And yes, I have to mark my bag so people don't steal it. It's that good.

I followed a ratio of 50:50 grounds to water.

Mixed it together.

It looked kinda' gross at this point, so I covered it and went to bed.

In the morning, for a breakfast of Super Coffee Drinkers: Caffeinated Avengers Assemble!
(I know. That's a lame joke. It was early and I thought it was funny.)

Take a gander at those grounds now - they're almost pretty!

Now pour those grounds into a french press, I had to use a spatula to get them all in. I would have preferred to do the entire experiment in the french press, but I'm not the only one who uses it. Sigh.

Press the grounds down and then pour the coffee into a glass with ice.

And, behold, Iced Coffee!

But wait, where's the creamer?! Gotta have it, y'all.

Now stir it up and lookee-there! Woo-hoo!

But does it survive the taste test?

Well......yeah. Yeah it does!

Here's what I learned about what I did right, and what I did wrong. (I've gleaned all of my coffee terminology and knowledge from the super cool guys at J. Brooks Coffee. You should check 'em out!)
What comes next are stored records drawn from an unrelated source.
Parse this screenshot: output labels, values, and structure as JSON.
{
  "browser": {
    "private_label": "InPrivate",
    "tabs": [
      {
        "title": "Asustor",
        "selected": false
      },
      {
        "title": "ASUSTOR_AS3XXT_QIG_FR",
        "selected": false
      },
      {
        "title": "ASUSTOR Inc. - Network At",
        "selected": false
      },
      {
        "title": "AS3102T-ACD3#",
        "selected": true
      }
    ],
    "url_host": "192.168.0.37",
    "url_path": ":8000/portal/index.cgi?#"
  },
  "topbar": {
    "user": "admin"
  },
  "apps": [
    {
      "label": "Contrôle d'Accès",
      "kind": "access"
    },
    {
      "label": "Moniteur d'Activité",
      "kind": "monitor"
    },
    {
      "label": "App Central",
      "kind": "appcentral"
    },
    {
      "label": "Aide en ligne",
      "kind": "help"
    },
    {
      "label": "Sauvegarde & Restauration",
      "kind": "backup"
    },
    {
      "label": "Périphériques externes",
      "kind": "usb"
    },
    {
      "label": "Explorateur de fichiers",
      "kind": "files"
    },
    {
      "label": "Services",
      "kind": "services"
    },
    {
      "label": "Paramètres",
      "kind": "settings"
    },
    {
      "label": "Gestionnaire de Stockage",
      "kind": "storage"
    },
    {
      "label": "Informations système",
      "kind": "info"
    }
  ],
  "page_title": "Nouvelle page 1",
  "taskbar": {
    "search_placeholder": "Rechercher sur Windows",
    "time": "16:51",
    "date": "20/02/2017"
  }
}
1) I learned that the roast level and the grind I chose was too light and too fine for cold-brewed (though not necessarily iced coffee.) I chose a medium roast and I should have chosen a dark, I got a fine ground and I should have gotten a course. The reason behind that is that as the coffee beans are roasted darker, the sugars in them caramelize, producing a better flavor for cold-brewed coffee. The finer ground leaves more surface area for flavor to be pulled from which results in a stronger coffee than I might have wanted. (The medium roast is fine if you're brewing hot coffee with which to chill and then make iced coffee, however.)
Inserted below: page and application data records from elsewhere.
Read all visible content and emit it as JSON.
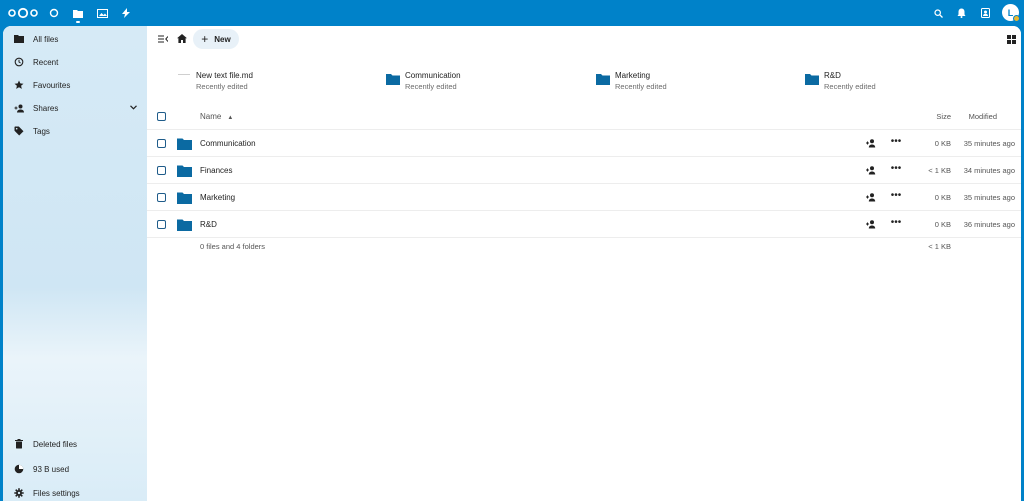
{
  "header": {
    "avatar_initial": "L"
  },
  "sidebar": {
    "items": [
      {
        "label": "All files",
        "icon": "folder-icon"
      },
      {
        "label": "Recent",
        "icon": "history-icon"
      },
      {
        "label": "Favourites",
        "icon": "star-icon"
      },
      {
        "label": "Shares",
        "icon": "account-plus-icon"
      },
      {
        "label": "Tags",
        "icon": "tag-icon"
      }
    ],
    "bottom": {
      "deleted": "Deleted files",
      "quota": "93 B used",
      "settings": "Files settings"
    }
  },
  "toolbar": {
    "new_label": "New"
  },
  "recent": [
    {
      "name": "New text file.md",
      "sub": "Recently edited",
      "type": "file"
    },
    {
      "name": "Communication",
      "sub": "Recently edited",
      "type": "folder"
    },
    {
      "name": "Marketing",
      "sub": "Recently edited",
      "type": "folder"
    },
    {
      "name": "R&D",
      "sub": "Recently edited",
      "type": "folder"
    }
  ],
  "table": {
    "headers": {
      "name": "Name",
      "size": "Size",
      "modified": "Modified"
    },
    "rows": [
      {
        "name": "Communication",
        "size": "0 KB",
        "modified": "35 minutes ago"
      },
      {
        "name": "Finances",
        "size": "< 1 KB",
        "modified": "34 minutes ago"
      },
      {
        "name": "Marketing",
        "size": "0 KB",
        "modified": "35 minutes ago"
      },
      {
        "name": "R&D",
        "size": "0 KB",
        "modified": "36 minutes ago"
      }
    ],
    "summary": "0 files and 4 folders",
    "summary_size": "< 1 KB"
  },
  "colors": {
    "brand": "#0082c9",
    "folder": "#0b6aa2"
  }
}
2) I let the coffee steep waaaay to long. It was recommended to me that, due to the finer grind, I should probably only let it steep for 10 hours, 12 at the most. Well, I might possibly have stayed up super duper late and therefore slept in really late and my coffee, poor thing, might have steeped for 15 hours. Oops. This produced a super strong, and very bitter coffee. But "behind" the bitterness was an absolutely incredible flavor that I, obviously, really enjoyed. So next time I will be steeping the coffee for the recommended time to see if that alleviates the bitterness. If not, I'll try a different roast. 

3) The coffee creamer was so totally awesome! I'm so glad I tried it. Especially because I can make it any flavor I want and it's cheap! And I know exactly what I'm putting in my body. So cool.
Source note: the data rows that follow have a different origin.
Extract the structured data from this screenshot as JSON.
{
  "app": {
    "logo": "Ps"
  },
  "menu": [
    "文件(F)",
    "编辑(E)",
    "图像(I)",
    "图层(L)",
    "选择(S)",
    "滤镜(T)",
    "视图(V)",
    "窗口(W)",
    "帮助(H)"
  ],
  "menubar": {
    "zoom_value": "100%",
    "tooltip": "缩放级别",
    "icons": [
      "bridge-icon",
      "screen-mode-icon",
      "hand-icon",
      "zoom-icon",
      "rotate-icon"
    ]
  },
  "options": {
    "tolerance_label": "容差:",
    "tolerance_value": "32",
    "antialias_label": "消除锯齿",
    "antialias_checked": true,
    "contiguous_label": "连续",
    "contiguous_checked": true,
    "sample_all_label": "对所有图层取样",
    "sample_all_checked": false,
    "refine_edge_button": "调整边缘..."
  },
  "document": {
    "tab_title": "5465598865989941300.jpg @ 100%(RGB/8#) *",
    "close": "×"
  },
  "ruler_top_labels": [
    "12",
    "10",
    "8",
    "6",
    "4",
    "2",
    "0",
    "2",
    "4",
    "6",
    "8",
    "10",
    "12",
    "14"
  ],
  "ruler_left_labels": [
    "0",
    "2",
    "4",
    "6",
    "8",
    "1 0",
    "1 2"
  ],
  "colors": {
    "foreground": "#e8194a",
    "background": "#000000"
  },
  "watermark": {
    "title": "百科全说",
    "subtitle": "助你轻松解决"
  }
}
So all in all, The Great Coffee Experiment was a success and I will be repeating it often. Huzzah!


  1. Awesome experiment! And I've never thought of making my own coffee creamer, I'll have to try that out now :D

    1. Thanks, Hannah! It was fun. Let me know if you try other flavors besides vanilla for the creamer - the recipe I linked to has 20 different flavor ideas.